[RECORDS PROVIDED Boundary: Start]

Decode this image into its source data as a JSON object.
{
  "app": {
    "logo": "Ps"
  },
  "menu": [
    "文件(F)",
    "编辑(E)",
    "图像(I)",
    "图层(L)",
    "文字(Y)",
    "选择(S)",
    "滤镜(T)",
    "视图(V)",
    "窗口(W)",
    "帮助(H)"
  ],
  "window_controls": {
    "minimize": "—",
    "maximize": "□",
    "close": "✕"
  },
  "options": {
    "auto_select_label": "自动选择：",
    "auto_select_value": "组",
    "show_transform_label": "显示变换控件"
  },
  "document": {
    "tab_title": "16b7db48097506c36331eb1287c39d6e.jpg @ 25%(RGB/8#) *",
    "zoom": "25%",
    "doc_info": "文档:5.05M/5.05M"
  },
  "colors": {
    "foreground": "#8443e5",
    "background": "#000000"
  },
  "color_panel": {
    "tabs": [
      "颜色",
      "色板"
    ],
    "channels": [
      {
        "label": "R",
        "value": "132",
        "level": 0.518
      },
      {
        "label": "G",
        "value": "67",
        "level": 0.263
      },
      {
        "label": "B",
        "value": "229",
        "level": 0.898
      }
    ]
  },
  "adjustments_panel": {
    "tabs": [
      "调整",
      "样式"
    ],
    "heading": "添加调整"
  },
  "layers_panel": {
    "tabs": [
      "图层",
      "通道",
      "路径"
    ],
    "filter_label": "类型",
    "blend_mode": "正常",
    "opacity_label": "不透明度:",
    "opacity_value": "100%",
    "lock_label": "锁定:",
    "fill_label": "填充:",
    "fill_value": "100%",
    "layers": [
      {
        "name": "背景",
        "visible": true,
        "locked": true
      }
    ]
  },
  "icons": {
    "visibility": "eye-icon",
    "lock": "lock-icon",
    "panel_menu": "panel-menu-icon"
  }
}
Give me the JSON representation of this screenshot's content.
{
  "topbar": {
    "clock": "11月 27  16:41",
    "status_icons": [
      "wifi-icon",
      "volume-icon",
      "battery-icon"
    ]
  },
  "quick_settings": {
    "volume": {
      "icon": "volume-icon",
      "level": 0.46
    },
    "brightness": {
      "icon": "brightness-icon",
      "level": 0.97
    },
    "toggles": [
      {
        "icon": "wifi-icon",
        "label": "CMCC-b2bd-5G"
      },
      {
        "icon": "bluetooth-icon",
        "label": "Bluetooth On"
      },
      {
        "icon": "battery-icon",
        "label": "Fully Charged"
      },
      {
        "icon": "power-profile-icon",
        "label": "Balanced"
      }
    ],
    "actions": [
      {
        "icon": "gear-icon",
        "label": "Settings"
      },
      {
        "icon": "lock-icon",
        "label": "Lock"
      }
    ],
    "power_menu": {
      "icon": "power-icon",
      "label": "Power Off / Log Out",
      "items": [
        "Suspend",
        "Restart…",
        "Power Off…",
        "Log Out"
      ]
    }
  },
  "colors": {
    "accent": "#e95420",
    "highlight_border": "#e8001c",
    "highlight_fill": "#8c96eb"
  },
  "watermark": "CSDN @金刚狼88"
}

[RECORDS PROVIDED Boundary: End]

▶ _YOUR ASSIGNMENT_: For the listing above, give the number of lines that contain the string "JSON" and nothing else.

▶ _SOLUTION TO THE EXERCISE_: 2